Both the mortgage interest deduction and the charitable deduction are said to be preserved. This benefits a lot of taxpayers, but is also for political expediency. Ending the charitable deduction would be both bad optics and disincentivize charitable giving. Ending the mortgage interest deduction would make it harder for many Americans to afford their houses, as well as anger the politically powerful interests that support it, such as homebuilders and realtors. (As it is, the realtors are already unhappy with the proposal, which is inconvenient because their political action committee is one of the biggest spenders.)

The problem with committing both to revenue neutrality and to progressive rates is that the proposal will need to make tradeoffs within tax brackets. The current tax code supports things such as childcare, college savings plans, retirement accounts and more. If all of those deductions are up for negotiation, it’s going to create a lot of winners and losers — and loss aversion is a powerful political force. If tax credits are threatened for millions of Americans, there will be a backlash.

Progressives are already assailing the reform outline as a tax cut for the wealthy, but some of the fill-in-the-blank details are still to come. In addition to the 12 percent, 25 percent, and 35 percent brackets that the plan proposes, there would be a higher rate that “may apply to the highest-income taxpayers to ensure that the reformed tax code is at least as progressive as the existing tax code and does not shift the tax burden from high-income to lower- and middle-income taxpayers.” Considering the details of the plan, this may need to be shockingly high in order to preserve both progressivity and revenue neutrality, because the outlines of some parts of the plan point to large, regressive cuts.

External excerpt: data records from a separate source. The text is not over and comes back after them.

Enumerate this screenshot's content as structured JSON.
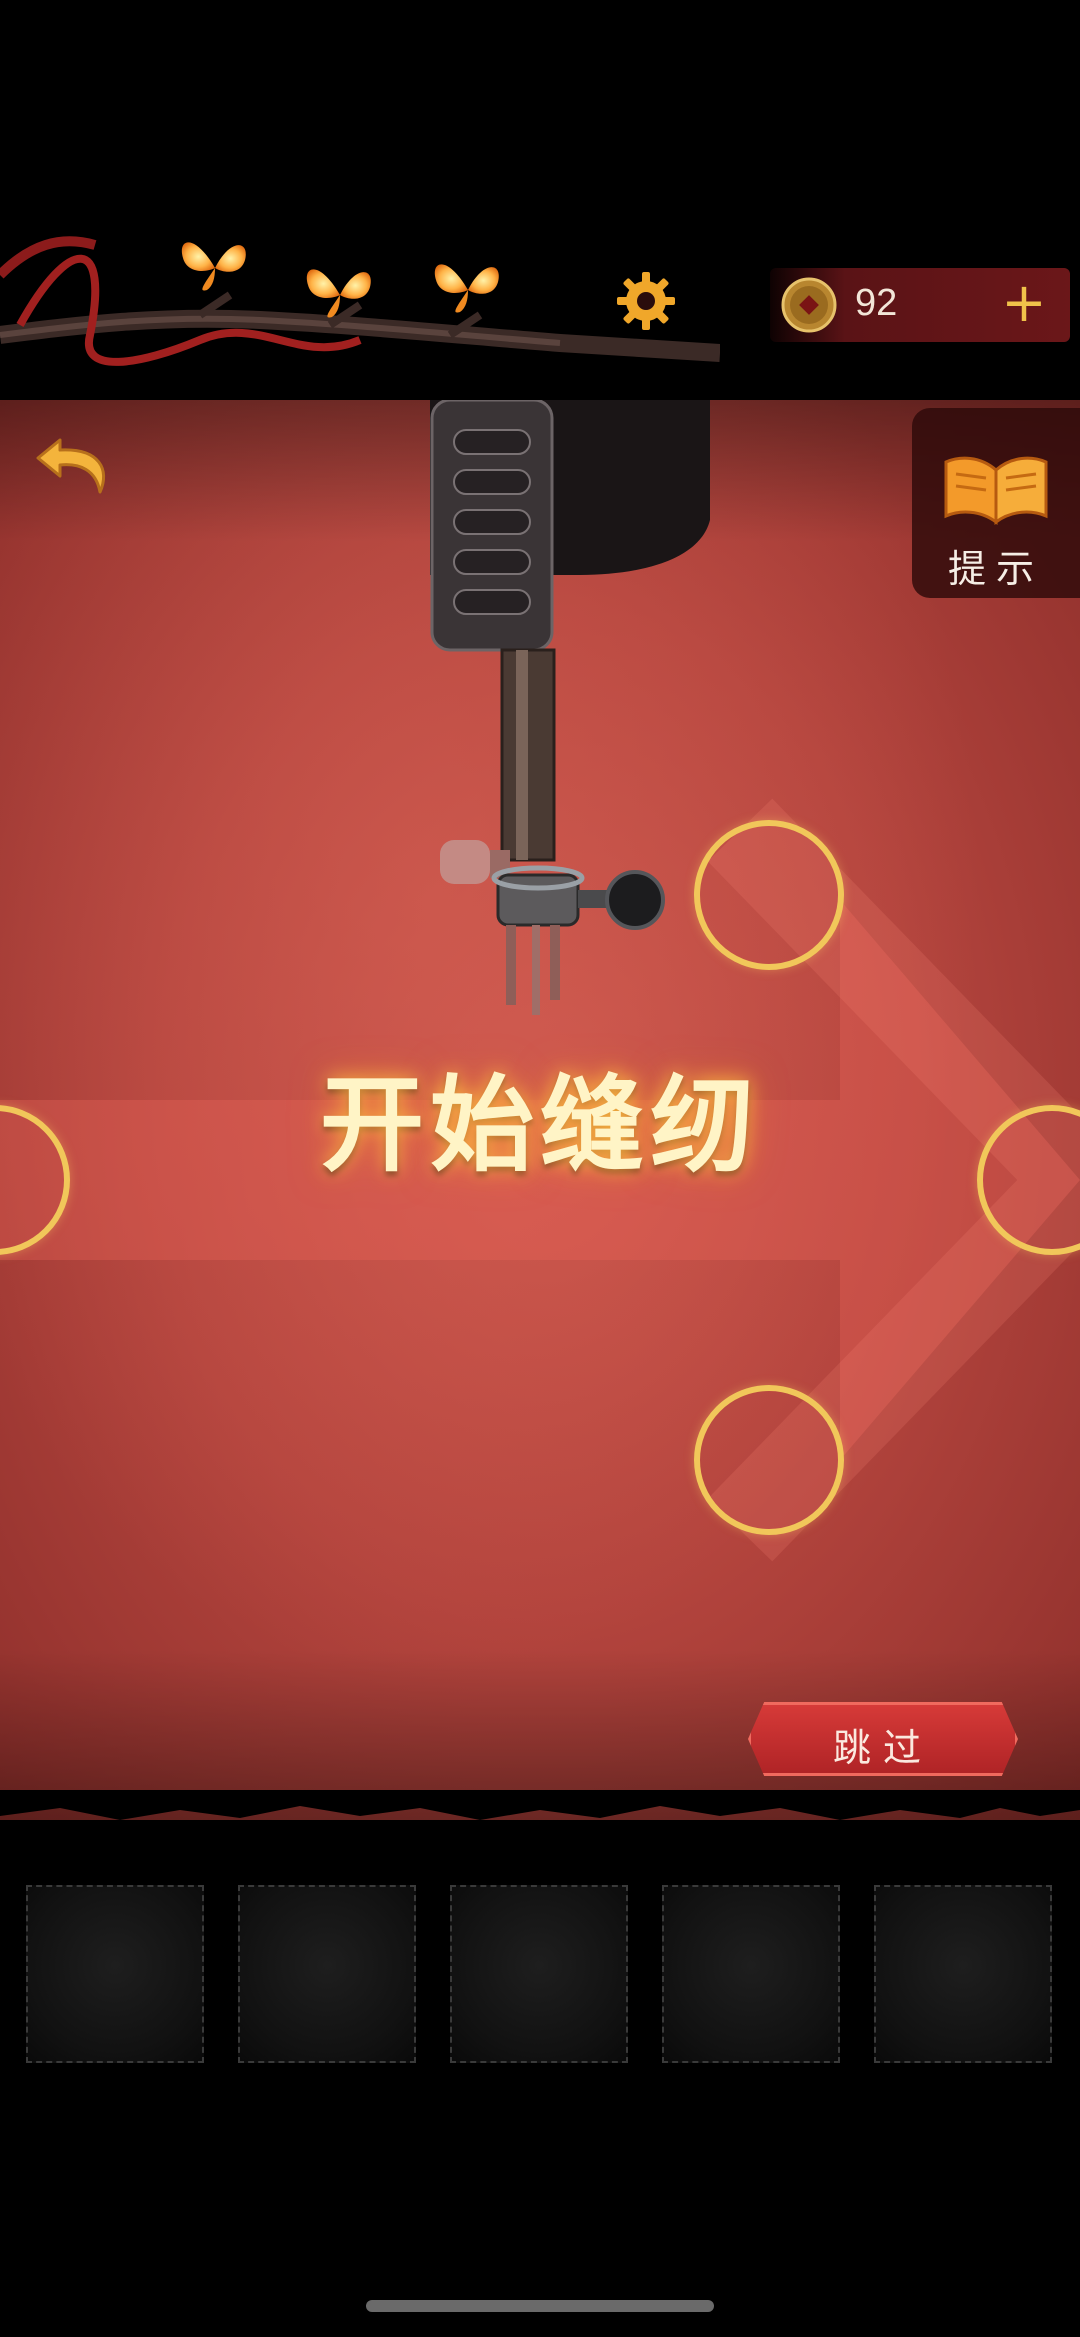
{
  "header": {
    "lives": [
      "butterfly",
      "butterfly",
      "butterfly"
    ],
    "settings_icon": "gear-icon",
    "coins": {
      "icon": "coin-icon",
      "value": "92",
      "add_label": "+"
    }
  },
  "side": {
    "back_icon": "undo-arrow-icon",
    "hint": {
      "icon": "open-book-icon",
      "label": "提示"
    }
  },
  "puzzle": {
    "title": "开始缝纫",
    "targets": [
      "top",
      "left",
      "right",
      "bottom"
    ]
  },
  "skip": {
    "label": "跳过"
  },
  "inventory": {
    "slots": [
      "",
      "",
      "",
      "",
      ""
    ]
  },
  "colors": {
    "accent_gold": "#f1c75a",
    "cloth_red": "#b3443d",
    "skip_red": "#d63a38",
    "glow_orange": "#ffb347"
  }
}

Republican tax plans have worked in the past because they haven’t committed to revenue neutrality. A net cut, adding to the federal deficit, creates enough winners that it’s politically palatable to shift tax burdens elsewhere. Republicans will need to work out that snafu, or they will need to abandon their commitment to progressivity and revenue neutrality.

Kevin Glass is a policy advisor for the nonprofit Heartland Institute, an Illinois-based think tank aimed at promoting limited government.